A federal judge in the Northern District of California just ruled that he can't rule in a case accusing the NSA of spying on Americans. This lack of a ruling means the NSA may continue with its activities. But the really disappointing and weird part is how the judge justified his stance.
The judge said the case couldn't continue because it might lead to the possible disclosure of state secrets. In other words, you can't stop the NSA from running its secret program -- even if that program violates the Fourth Amendment -- because the program is secret. It's the most vicious of cycles.
The case in question is Jewel vs. NSA. It's civil liberties organisation Electronic Frontier Foundation's longest standing challenge to the NSA's practice of intercepting internet communications, and understandably, EFF was not happy with the ruling. The organisation's Kurt Opsahl wrote in a blog post:
EFF will keep fighting the unlawful, unconstitutional surveillance of ordinary Americans by the U.S. government. Today's ruling in Jewel v. NSA was not a declaration that NSA spying is legal. The judge decided instead that "state secrets" prevented him from ruling whether the program is constitutional.
It would be a travesty of justice if our clients are denied their day in court over the "secrecy" of a program that has been front-page news for nearly a decade. Judge White's ruling does not end our case.
Just to recap, a federal court can't decide whether a government spy agency's actions are constitutional because they're too secret. Isn't this sort of thing what the Bill of Rights is supposed to prevent from happening?
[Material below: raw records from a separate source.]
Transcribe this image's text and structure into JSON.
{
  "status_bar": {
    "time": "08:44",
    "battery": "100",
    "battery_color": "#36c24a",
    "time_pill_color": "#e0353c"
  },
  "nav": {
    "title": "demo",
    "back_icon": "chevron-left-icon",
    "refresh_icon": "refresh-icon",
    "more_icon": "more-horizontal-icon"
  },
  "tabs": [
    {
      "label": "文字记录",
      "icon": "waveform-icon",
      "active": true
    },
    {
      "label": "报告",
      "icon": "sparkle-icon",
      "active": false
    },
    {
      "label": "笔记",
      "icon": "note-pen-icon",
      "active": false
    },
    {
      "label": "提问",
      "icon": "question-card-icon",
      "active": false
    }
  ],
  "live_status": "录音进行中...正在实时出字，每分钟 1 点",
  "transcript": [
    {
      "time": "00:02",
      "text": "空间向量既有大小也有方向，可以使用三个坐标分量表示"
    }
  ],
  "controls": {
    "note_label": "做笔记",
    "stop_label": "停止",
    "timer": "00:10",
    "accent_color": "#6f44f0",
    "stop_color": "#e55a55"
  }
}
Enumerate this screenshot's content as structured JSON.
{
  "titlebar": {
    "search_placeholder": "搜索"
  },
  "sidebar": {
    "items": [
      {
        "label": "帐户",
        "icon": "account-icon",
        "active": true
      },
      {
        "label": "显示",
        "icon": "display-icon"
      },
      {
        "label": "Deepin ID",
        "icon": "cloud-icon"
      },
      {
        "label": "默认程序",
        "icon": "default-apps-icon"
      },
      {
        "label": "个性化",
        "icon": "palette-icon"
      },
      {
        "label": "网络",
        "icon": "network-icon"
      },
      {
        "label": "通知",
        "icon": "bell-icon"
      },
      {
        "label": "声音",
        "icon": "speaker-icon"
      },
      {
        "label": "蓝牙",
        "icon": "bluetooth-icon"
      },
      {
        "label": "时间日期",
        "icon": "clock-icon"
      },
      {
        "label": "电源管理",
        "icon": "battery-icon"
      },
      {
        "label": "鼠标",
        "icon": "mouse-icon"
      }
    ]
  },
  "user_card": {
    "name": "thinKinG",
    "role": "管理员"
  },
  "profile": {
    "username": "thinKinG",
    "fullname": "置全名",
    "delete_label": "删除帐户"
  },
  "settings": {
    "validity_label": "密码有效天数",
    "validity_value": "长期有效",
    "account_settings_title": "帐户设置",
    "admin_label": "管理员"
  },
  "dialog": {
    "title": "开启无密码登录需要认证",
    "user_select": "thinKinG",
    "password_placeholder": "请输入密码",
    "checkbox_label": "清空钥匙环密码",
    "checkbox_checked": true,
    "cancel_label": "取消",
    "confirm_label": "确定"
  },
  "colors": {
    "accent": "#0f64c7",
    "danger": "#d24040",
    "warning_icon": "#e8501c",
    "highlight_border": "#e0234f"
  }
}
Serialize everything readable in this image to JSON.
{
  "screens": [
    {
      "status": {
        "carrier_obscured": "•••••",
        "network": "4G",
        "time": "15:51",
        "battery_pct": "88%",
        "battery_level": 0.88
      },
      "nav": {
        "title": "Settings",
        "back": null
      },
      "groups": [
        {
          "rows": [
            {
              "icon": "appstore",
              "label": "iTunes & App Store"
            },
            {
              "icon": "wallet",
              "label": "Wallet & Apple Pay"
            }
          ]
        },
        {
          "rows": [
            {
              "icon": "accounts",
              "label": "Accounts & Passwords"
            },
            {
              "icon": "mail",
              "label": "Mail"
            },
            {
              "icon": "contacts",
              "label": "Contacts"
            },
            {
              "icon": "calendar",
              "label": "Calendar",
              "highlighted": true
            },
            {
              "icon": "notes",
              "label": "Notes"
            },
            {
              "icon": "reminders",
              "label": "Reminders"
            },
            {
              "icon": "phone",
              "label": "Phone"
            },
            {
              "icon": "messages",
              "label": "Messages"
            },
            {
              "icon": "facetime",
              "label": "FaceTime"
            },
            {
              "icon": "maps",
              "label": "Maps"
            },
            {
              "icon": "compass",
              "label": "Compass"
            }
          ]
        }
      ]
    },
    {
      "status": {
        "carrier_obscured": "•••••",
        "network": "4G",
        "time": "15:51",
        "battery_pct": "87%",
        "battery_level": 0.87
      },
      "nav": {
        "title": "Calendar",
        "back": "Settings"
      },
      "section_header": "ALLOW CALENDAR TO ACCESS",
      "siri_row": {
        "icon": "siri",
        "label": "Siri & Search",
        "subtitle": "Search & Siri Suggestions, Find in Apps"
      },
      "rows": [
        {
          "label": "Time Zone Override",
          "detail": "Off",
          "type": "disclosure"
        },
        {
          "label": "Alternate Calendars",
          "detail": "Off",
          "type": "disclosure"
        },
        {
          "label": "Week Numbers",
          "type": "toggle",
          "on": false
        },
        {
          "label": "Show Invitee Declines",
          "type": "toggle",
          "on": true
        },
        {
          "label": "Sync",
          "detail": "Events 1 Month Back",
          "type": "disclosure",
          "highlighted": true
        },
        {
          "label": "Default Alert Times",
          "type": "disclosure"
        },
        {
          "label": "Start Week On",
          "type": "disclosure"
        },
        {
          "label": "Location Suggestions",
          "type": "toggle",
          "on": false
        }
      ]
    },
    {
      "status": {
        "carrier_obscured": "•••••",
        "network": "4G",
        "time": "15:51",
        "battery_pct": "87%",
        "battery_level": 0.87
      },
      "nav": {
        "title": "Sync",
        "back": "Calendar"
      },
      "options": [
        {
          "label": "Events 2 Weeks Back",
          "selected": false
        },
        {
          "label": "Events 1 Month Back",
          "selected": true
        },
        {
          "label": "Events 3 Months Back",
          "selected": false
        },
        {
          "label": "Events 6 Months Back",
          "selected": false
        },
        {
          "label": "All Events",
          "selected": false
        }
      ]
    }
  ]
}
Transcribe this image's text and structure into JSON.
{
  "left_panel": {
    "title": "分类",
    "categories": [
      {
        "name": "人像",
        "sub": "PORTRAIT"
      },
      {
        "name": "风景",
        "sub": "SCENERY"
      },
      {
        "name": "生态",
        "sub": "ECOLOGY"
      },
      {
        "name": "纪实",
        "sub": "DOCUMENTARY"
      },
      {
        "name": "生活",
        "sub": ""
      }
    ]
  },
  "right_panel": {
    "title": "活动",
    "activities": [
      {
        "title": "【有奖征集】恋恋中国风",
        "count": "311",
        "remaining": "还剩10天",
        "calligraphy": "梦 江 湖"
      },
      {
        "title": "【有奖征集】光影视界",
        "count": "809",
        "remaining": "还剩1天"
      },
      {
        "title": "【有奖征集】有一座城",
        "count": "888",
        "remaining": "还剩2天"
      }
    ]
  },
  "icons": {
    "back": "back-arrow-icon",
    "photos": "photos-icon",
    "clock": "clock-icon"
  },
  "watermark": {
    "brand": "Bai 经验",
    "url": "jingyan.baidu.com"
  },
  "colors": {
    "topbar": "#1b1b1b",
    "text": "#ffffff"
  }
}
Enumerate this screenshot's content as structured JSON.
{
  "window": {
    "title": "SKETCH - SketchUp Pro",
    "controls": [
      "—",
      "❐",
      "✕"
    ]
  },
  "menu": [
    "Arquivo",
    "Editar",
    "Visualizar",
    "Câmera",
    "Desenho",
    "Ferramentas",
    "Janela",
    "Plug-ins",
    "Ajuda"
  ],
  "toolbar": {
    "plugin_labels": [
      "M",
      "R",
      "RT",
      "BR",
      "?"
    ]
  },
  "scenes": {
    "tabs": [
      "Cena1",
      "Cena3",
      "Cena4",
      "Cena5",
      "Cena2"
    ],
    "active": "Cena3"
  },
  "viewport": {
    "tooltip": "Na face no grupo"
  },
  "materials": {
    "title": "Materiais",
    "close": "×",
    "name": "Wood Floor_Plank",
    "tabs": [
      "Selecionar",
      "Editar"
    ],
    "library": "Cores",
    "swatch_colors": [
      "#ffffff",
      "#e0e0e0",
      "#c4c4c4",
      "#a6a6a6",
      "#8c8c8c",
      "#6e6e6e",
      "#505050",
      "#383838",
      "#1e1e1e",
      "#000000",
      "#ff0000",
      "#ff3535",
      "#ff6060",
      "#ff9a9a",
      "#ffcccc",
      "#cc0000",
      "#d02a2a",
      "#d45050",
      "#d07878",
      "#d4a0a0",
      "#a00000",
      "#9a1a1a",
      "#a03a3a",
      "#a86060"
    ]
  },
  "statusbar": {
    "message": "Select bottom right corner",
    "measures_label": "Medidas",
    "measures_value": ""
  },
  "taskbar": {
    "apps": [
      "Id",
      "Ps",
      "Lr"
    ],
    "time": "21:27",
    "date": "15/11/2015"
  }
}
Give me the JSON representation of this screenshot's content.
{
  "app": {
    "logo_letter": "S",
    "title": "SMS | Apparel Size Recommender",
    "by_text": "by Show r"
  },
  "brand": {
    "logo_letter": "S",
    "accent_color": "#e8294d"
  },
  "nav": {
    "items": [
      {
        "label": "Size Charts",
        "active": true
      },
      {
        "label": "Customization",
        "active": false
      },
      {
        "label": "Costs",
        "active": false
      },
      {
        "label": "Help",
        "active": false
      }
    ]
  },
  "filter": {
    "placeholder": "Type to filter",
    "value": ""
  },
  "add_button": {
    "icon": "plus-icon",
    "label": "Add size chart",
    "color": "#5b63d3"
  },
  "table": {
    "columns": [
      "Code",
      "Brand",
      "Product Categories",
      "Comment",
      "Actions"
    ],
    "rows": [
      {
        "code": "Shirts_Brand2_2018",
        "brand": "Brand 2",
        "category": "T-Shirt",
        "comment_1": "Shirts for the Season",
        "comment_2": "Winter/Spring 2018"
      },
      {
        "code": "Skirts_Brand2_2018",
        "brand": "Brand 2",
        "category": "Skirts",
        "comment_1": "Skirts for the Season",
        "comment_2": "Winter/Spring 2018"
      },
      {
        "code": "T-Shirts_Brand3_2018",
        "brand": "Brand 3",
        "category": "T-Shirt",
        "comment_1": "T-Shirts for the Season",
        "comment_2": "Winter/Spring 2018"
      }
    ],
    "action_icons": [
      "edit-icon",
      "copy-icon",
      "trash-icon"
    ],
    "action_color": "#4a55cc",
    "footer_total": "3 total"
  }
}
Either way, it doesn't look like President Obama is going to reform this twisted situation. [Reuters, EFF]